Work to complete
Copy every line of the data below exactly as given, except for the pictures.

(Beginning of Record excerpts)

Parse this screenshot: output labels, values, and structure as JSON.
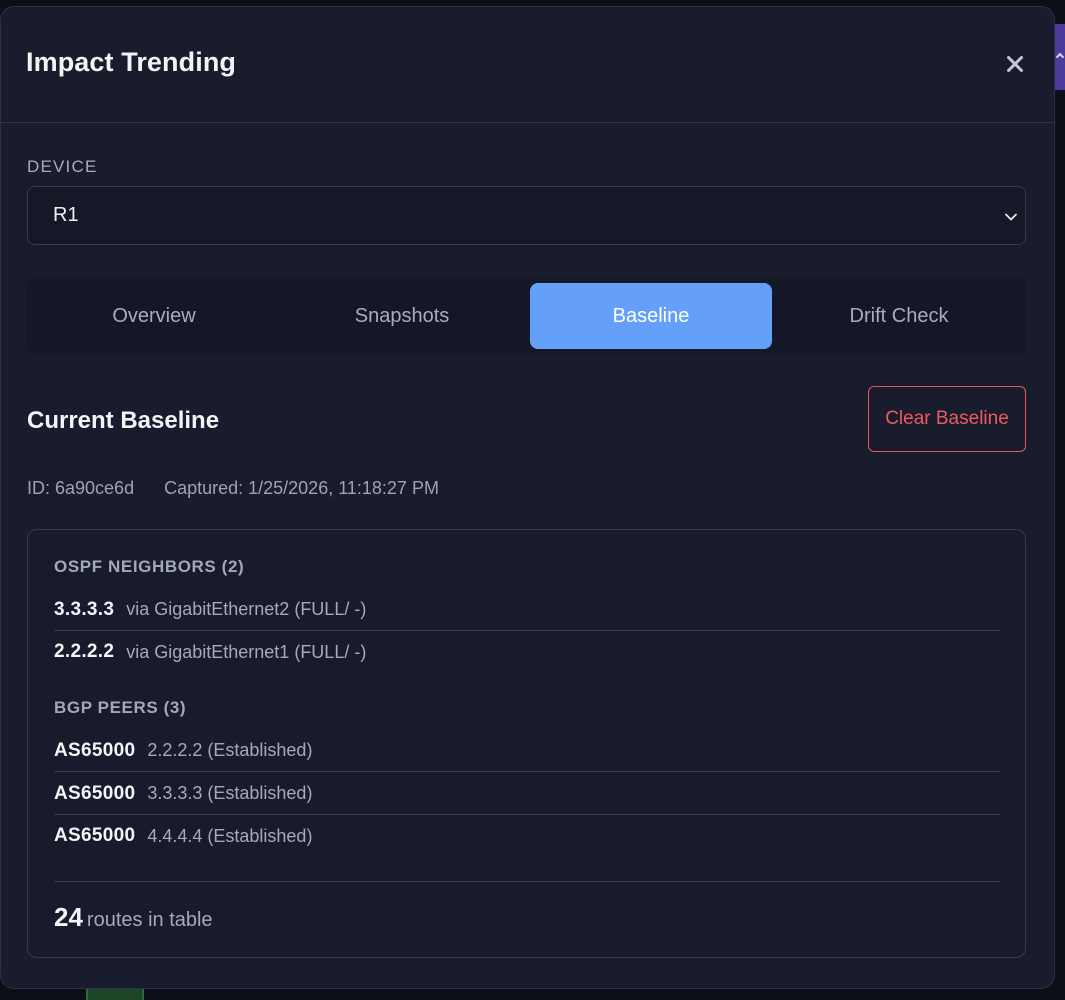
{
  "modal": {
    "title": "Impact Trending"
  },
  "device": {
    "label": "DEVICE",
    "selected": "R1"
  },
  "tabs": [
    {
      "label": "Overview"
    },
    {
      "label": "Snapshots"
    },
    {
      "label": "Baseline"
    },
    {
      "label": "Drift Check"
    }
  ],
  "active_tab": "Baseline",
  "baseline": {
    "title": "Current Baseline",
    "clear_label": "Clear Baseline",
    "id_text": "ID: 6a90ce6d",
    "captured_text": "Captured: 1/25/2026, 11:18:27 PM",
    "ospf": {
      "heading": "OSPF NEIGHBORS (2)",
      "rows": [
        {
          "key": "3.3.3.3",
          "detail": "via GigabitEthernet2 (FULL/ -)"
        },
        {
          "key": "2.2.2.2",
          "detail": "via GigabitEthernet1 (FULL/ -)"
        }
      ]
    },
    "bgp": {
      "heading": "BGP PEERS (3)",
      "rows": [
        {
          "key": "AS65000",
          "detail": "2.2.2.2 (Established)"
        },
        {
          "key": "AS65000",
          "detail": "3.3.3.3 (Established)"
        },
        {
          "key": "AS65000",
          "detail": "4.4.4.4 (Established)"
        }
      ]
    },
    "routes": {
      "count": "24",
      "label": "routes in table"
    }
  },
  "icons": {
    "close": "close-icon",
    "dropdown": "chevron-down-icon"
  },
  "colors": {
    "accent": "#64a0f9",
    "danger": "#ef5a5e",
    "modal_bg": "#181c2d"
  }
}
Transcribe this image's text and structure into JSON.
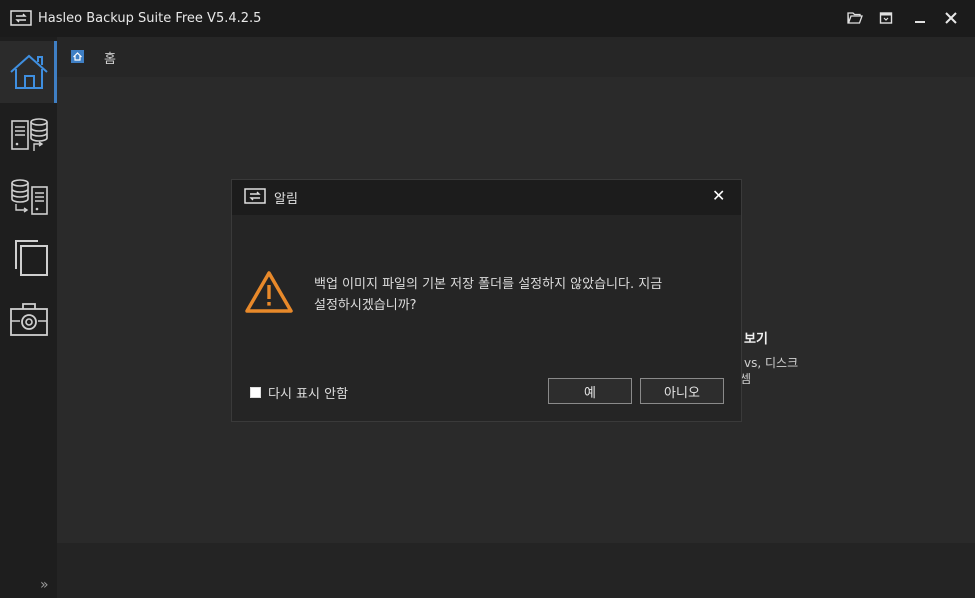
{
  "window": {
    "title": "Hasleo Backup Suite Free V5.4.2.5"
  },
  "titlebar_buttons": [
    "folder-open-icon",
    "restore-icon",
    "minimize-icon",
    "close-icon"
  ],
  "sidebar": {
    "items": [
      {
        "icon": "home-icon",
        "active": true
      },
      {
        "icon": "backup-icon",
        "active": false
      },
      {
        "icon": "restore-backup-icon",
        "active": false
      },
      {
        "icon": "clone-icon",
        "active": false
      },
      {
        "icon": "tools-icon",
        "active": false
      }
    ],
    "expand_icon": "»"
  },
  "breadcrumb": {
    "label": "홈"
  },
  "background_panel": {
    "title_fragment": "보기",
    "desc_line1": "vs, 디스크",
    "desc_line2": "셈"
  },
  "dialog": {
    "title": "알림",
    "close_glyph": "✕",
    "message_line1": "백업 이미지 파일의 기본 저장 폴더를 설정하지 않았습니다. 지금",
    "message_line2": "설정하시겠습니까?",
    "checkbox_label": "다시 표시 안함",
    "yes_label": "예",
    "no_label": "아니오"
  },
  "colors": {
    "accent": "#3f7fc4",
    "warning": "#e8892a",
    "titlebar": "#1b1b1b",
    "background": "#2a2a2a"
  }
}
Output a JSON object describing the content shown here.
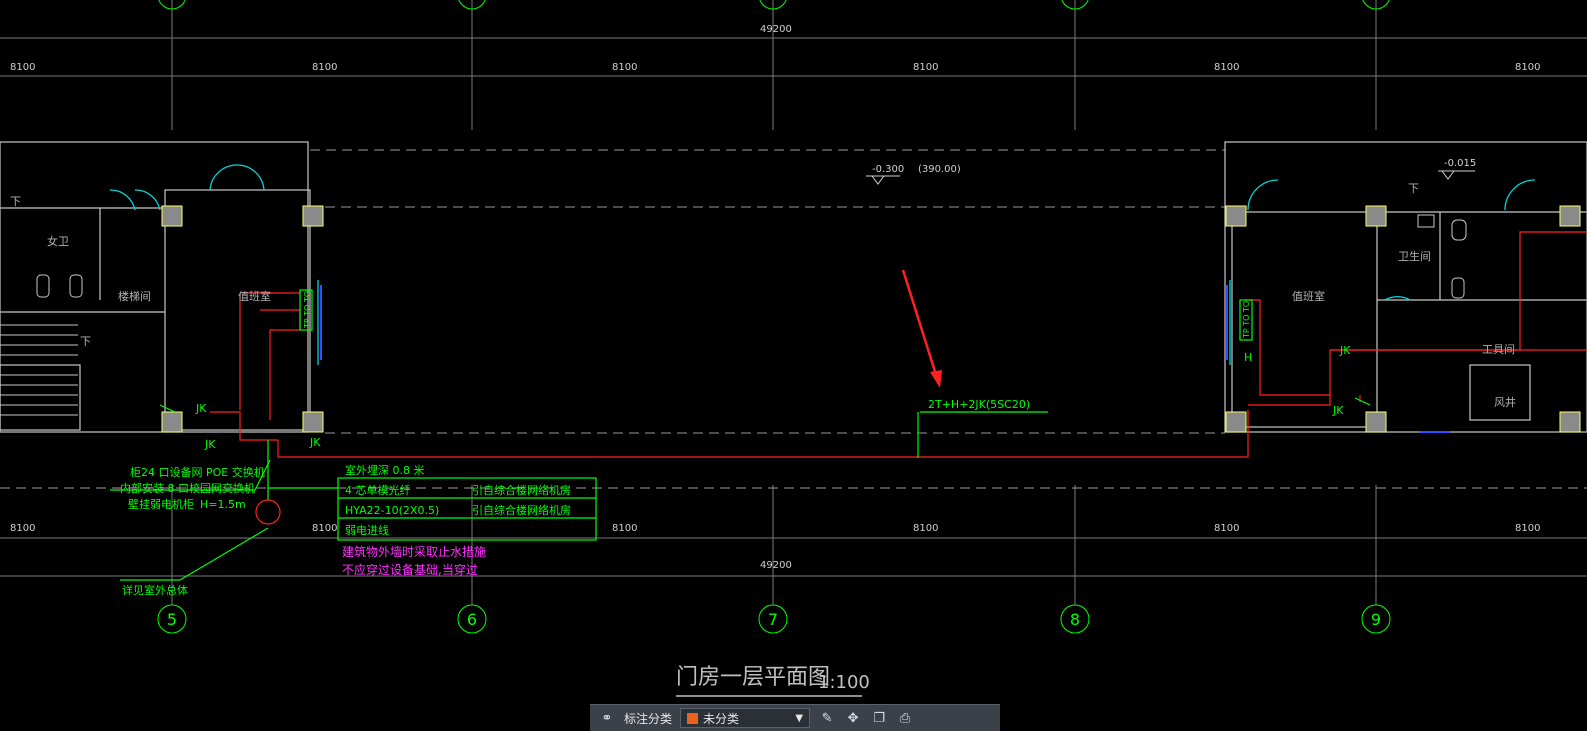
{
  "drawing": {
    "title": "门房一层平面图",
    "scale": "1:100",
    "total_dimension": "49200",
    "bay_dimension": "8100",
    "axis_labels": [
      "5",
      "6",
      "7",
      "8",
      "9"
    ],
    "levels": {
      "center": "-0.300",
      "center_abs": "(390.00)",
      "right": "-0.015"
    },
    "rooms": {
      "female_toilet": "女卫",
      "stair": "楼梯间",
      "duty_left": "值班室",
      "duty_right": "值班室",
      "toilet": "卫生间",
      "tool_room": "工具间",
      "wind_shaft": "风井"
    },
    "stair_down": "下",
    "cable_label": "2T+H+2JK(5SC20)",
    "jk": "JK",
    "outlet_label": "TP TO TO",
    "h_label": "H",
    "note_left": {
      "line1": "柜24 口设备网  POE 交换机",
      "line2": "内部安装  8 口校园网交换机",
      "line3": "壁挂弱电机柜",
      "height": "H=1.5m"
    },
    "note_bottom": "详见室外总体",
    "legend_table": {
      "header": "室外埋深  0.8  米",
      "rows": [
        {
          "left": "4 芯单模光纤",
          "right": "引自综合楼网络机房"
        },
        {
          "left": "HYA22-10(2X0.5)",
          "right": "引自综合楼网络机房"
        },
        {
          "left": "弱电进线",
          "right": ""
        }
      ]
    },
    "magenta_note": {
      "line1": "建筑物外墙时采取止水措施",
      "line2": "不应穿过设备基础,当穿过"
    }
  },
  "toolbar": {
    "label": "标注分类",
    "select_value": "未分类",
    "swatch_color": "#e8631c"
  },
  "colors": {
    "grid": "#8c8c8c",
    "wall": "#c8c8c8",
    "cyan": "#00e0e0",
    "red": "#ff2020",
    "green": "#00ff00",
    "magenta": "#ff30ff",
    "column": "#8a8a8a"
  }
}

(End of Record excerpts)

Exercise solution
Parse this screenshot: output labels, values, and structure as JSON.
{
  "modal": {
    "title": "Impact Trending"
  },
  "device": {
    "label": "DEVICE",
    "selected": "R1"
  },
  "tabs": [
    {
      "label": "Overview"
    },
    {
      "label": "Snapshots"
    },
    {
      "label": "Baseline"
    },
    {
      "label": "Drift Check"
    }
  ],
  "active_tab": "Baseline",
  "baseline": {
    "title": "Current Baseline",
    "clear_label": "Clear Baseline",
    "id_text": "ID: 6a90ce6d",
    "captured_text": "Captured: 1/25/2026, 11:18:27 PM",
    "ospf": {
      "heading": "OSPF NEIGHBORS (2)",
      "rows": [
        {
          "key": "3.3.3.3",
          "detail": "via GigabitEthernet2 (FULL/ -)"
        },
        {
          "key": "2.2.2.2",
          "detail": "via GigabitEthernet1 (FULL/ -)"
        }
      ]
    },
    "bgp": {
      "heading": "BGP PEERS (3)",
      "rows": [
        {
          "key": "AS65000",
          "detail": "2.2.2.2 (Established)"
        },
        {
          "key": "AS65000",
          "detail": "3.3.3.3 (Established)"
        },
        {
          "key": "AS65000",
          "detail": "4.4.4.4 (Established)"
        }
      ]
    },
    "routes": {
      "count": "24",
      "label": "routes in table"
    }
  },
  "icons": {
    "close": "close-icon",
    "dropdown": "chevron-down-icon"
  },
  "colors": {
    "accent": "#64a0f9",
    "danger": "#ef5a5e",
    "modal_bg": "#181c2d"
  }
}
Transcribe this image's text and structure into JSON.
{
  "window": {
    "title": "Hasleo Backup Suite Free V5.4.2.5"
  },
  "titlebar_buttons": [
    "folder-open-icon",
    "restore-icon",
    "minimize-icon",
    "close-icon"
  ],
  "sidebar": {
    "items": [
      {
        "icon": "home-icon",
        "active": true
      },
      {
        "icon": "backup-icon",
        "active": false
      },
      {
        "icon": "restore-backup-icon",
        "active": false
      },
      {
        "icon": "clone-icon",
        "active": false
      },
      {
        "icon": "tools-icon",
        "active": false
      }
    ],
    "expand_icon": "»"
  },
  "breadcrumb": {
    "label": "홈"
  },
  "background_panel": {
    "title_fragment": "보기",
    "desc_line1": "vs, 디스크",
    "desc_line2": "셈"
  },
  "dialog": {
    "title": "알림",
    "close_glyph": "✕",
    "message_line1": "백업 이미지 파일의 기본 저장 폴더를 설정하지 않았습니다. 지금",
    "message_line2": "설정하시겠습니까?",
    "checkbox_label": "다시 표시 안함",
    "yes_label": "예",
    "no_label": "아니오"
  },
  "colors": {
    "accent": "#3f7fc4",
    "warning": "#e8892a",
    "titlebar": "#1b1b1b",
    "background": "#2a2a2a"
  }
}
Output a JSON object describing the content shown here.
{
  "drawing": {
    "title": "门房一层平面图",
    "scale": "1:100",
    "total_dimension": "49200",
    "bay_dimension": "8100",
    "axis_labels": [
      "5",
      "6",
      "7",
      "8",
      "9"
    ],
    "levels": {
      "center": "-0.300",
      "center_abs": "(390.00)",
      "right": "-0.015"
    },
    "rooms": {
      "female_toilet": "女卫",
      "stair": "楼梯间",
      "duty_left": "值班室",
      "duty_right": "值班室",
      "toilet": "卫生间",
      "tool_room": "工具间",
      "wind_shaft": "风井"
    },
    "stair_down": "下",
    "cable_label": "2T+H+2JK(5SC20)",
    "jk": "JK",
    "outlet_label": "TP TO TO",
    "h_label": "H",
    "note_left": {
      "line1": "柜24 口设备网  POE 交换机",
      "line2": "内部安装  8 口校园网交换机",
      "line3": "壁挂弱电机柜",
      "height": "H=1.5m"
    },
    "note_bottom": "详见室外总体",
    "legend_table": {
      "header": "室外埋深  0.8  米",
      "rows": [
        {
          "left": "4 芯单模光纤",
          "right": "引自综合楼网络机房"
        },
        {
          "left": "HYA22-10(2X0.5)",
          "right": "引自综合楼网络机房"
        },
        {
          "left": "弱电进线",
          "right": ""
        }
      ]
    },
    "magenta_note": {
      "line1": "建筑物外墙时采取止水措施",
      "line2": "不应穿过设备基础,当穿过"
    }
  },
  "toolbar": {
    "label": "标注分类",
    "select_value": "未分类",
    "swatch_color": "#e8631c"
  },
  "colors": {
    "grid": "#8c8c8c",
    "wall": "#c8c8c8",
    "cyan": "#00e0e0",
    "red": "#ff2020",
    "green": "#00ff00",
    "magenta": "#ff30ff",
    "column": "#8a8a8a"
  }
}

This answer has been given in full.